Exercise prompt: Would you please copy each line below that includes the string "label"?

*** Input data Section Begins ***

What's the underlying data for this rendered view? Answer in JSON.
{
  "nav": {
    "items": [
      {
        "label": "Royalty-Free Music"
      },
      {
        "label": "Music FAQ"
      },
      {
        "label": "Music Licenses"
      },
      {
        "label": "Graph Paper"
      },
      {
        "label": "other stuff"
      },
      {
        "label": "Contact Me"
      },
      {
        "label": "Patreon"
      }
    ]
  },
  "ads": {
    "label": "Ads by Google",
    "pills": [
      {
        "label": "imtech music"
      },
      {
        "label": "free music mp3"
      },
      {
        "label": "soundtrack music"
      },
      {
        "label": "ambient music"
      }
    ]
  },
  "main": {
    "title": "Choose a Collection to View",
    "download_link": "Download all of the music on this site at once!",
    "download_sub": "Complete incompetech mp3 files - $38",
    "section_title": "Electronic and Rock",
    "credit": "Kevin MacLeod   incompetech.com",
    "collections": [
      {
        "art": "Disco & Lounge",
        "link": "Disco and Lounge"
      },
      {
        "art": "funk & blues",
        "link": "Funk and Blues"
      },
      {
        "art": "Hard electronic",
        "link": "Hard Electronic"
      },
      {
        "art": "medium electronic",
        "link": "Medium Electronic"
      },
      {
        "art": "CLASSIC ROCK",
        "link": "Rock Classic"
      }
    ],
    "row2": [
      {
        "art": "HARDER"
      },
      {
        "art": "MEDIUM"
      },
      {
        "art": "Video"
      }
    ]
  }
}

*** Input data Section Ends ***

Finished task:
        "label": "Royalty-Free Music"
        "label": "Music FAQ"
        "label": "Music Licenses"
        "label": "Graph Paper"
        "label": "other stuff"
        "label": "Contact Me"
        "label": "Patreon"
    "label": "Ads by Google",
        "label": "imtech music"
        "label": "free music mp3"
        "label": "soundtrack music"
        "label": "ambient music"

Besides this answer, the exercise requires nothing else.